#### [Required action]
Lines with the string "this" must each be copied from the listing.

#### [Records supplied]
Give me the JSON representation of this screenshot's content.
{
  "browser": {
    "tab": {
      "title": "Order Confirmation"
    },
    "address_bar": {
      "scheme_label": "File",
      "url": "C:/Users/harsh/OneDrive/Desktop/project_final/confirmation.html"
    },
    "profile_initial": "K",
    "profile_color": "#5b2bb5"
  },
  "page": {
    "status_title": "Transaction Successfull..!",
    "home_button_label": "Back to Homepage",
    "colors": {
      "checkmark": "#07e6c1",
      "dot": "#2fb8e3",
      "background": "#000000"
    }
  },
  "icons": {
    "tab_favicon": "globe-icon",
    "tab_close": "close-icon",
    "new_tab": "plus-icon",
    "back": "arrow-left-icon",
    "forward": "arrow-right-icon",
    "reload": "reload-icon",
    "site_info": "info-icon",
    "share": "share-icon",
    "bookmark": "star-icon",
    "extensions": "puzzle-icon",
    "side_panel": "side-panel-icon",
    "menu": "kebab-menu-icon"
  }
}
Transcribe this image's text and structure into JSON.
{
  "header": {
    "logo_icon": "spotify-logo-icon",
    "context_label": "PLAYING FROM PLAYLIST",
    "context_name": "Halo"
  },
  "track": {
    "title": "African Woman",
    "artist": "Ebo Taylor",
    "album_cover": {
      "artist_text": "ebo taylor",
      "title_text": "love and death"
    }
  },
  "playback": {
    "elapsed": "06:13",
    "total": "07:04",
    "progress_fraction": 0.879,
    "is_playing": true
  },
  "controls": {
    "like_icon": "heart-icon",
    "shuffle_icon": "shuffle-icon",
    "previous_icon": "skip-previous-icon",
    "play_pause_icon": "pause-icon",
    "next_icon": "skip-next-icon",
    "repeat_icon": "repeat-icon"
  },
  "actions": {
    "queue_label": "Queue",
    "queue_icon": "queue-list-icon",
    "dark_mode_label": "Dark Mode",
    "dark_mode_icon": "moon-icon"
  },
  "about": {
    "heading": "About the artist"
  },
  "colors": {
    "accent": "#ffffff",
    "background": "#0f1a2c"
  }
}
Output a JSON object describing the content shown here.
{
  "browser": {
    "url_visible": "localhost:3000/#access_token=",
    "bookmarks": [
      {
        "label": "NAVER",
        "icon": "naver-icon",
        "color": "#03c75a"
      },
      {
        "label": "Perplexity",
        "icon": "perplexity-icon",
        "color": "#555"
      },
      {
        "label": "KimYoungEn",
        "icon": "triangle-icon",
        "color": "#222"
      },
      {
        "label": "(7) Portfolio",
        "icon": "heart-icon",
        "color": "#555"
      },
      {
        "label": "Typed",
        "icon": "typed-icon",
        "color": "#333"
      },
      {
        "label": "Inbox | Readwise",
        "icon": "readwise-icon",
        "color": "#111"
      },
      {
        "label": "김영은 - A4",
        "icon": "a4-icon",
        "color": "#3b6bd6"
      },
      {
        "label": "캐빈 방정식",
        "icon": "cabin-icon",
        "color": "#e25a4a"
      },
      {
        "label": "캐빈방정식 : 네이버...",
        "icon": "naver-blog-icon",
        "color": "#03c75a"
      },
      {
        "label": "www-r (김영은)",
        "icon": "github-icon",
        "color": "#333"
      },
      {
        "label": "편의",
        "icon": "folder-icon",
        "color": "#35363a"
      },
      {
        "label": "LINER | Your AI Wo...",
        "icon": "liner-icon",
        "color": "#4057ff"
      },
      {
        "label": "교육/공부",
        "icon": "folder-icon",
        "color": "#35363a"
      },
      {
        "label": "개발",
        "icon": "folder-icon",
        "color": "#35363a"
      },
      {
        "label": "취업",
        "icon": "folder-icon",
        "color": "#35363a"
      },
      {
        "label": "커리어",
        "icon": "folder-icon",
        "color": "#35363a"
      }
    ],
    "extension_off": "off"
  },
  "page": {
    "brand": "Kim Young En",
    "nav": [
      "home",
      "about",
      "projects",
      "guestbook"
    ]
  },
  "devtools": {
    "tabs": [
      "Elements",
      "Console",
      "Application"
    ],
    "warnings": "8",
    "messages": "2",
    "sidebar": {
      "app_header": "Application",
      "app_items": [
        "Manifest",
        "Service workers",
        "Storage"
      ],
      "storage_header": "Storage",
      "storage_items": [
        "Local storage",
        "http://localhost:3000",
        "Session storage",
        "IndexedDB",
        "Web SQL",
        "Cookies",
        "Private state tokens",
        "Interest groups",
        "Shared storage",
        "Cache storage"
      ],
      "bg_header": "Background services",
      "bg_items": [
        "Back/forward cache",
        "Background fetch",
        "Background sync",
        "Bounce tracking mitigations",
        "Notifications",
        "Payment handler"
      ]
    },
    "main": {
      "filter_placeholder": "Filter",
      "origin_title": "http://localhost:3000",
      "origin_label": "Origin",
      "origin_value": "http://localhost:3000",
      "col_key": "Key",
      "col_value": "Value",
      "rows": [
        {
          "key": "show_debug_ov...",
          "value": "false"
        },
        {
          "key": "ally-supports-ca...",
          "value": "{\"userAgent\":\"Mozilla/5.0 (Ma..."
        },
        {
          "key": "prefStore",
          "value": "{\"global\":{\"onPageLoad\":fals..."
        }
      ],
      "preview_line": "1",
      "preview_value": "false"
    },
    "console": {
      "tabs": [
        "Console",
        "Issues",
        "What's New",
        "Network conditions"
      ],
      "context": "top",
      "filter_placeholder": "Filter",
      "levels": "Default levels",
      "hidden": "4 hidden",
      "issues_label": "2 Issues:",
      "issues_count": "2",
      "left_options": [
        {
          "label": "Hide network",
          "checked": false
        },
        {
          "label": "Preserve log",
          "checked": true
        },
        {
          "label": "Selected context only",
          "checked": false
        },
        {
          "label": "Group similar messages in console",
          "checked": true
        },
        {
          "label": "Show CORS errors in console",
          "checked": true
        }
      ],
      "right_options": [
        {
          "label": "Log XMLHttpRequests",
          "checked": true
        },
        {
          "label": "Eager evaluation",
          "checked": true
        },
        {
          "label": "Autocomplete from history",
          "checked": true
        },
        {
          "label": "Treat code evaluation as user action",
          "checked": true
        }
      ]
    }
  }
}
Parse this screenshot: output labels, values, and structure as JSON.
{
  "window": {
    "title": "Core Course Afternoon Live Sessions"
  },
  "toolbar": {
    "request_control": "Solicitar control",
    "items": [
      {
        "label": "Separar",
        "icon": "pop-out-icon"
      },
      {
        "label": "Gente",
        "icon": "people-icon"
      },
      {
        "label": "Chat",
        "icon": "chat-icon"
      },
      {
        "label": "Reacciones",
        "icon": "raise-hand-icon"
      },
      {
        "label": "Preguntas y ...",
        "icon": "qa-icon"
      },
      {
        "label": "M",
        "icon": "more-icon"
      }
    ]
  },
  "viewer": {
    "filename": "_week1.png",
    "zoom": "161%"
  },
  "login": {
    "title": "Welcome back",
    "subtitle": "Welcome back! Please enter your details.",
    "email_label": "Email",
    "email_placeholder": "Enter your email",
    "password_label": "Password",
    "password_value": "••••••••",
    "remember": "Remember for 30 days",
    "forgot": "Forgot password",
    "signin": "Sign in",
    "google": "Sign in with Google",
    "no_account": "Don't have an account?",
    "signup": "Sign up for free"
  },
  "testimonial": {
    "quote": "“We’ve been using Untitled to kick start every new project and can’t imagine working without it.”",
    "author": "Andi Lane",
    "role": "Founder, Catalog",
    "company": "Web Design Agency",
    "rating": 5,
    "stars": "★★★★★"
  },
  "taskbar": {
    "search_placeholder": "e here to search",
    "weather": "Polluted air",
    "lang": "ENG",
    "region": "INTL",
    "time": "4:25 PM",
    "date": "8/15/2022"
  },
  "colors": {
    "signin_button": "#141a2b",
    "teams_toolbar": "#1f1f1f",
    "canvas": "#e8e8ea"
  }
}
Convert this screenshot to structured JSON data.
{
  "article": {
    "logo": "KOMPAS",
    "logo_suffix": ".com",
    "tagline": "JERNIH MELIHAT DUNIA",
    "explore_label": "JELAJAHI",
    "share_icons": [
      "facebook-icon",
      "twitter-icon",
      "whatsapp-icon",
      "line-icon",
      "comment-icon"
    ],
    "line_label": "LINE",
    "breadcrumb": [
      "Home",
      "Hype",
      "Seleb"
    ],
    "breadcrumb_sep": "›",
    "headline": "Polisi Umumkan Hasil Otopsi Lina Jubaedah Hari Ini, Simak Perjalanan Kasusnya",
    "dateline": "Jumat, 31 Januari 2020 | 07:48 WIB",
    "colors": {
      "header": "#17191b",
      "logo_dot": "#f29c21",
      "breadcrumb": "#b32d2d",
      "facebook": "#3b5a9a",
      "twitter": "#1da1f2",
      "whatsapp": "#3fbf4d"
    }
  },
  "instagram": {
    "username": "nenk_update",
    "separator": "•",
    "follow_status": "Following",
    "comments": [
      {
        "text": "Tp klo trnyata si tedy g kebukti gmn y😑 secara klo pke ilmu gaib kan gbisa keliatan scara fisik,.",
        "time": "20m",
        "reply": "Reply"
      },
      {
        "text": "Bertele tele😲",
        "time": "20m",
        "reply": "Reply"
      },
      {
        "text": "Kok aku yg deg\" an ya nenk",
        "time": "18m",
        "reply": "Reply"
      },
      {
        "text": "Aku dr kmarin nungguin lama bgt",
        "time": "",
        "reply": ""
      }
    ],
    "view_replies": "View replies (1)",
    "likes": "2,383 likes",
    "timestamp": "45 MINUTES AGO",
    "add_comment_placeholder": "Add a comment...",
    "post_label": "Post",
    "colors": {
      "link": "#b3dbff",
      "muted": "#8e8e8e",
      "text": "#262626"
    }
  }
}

#### [Exercise solution]
Give me the JSON representation of this screenshot's content.
Transcribe this image's text and structure into JSON.
Parse this screenshot: output labels, values, and structure as JSON.
Convert this screenshot to structured JSON data.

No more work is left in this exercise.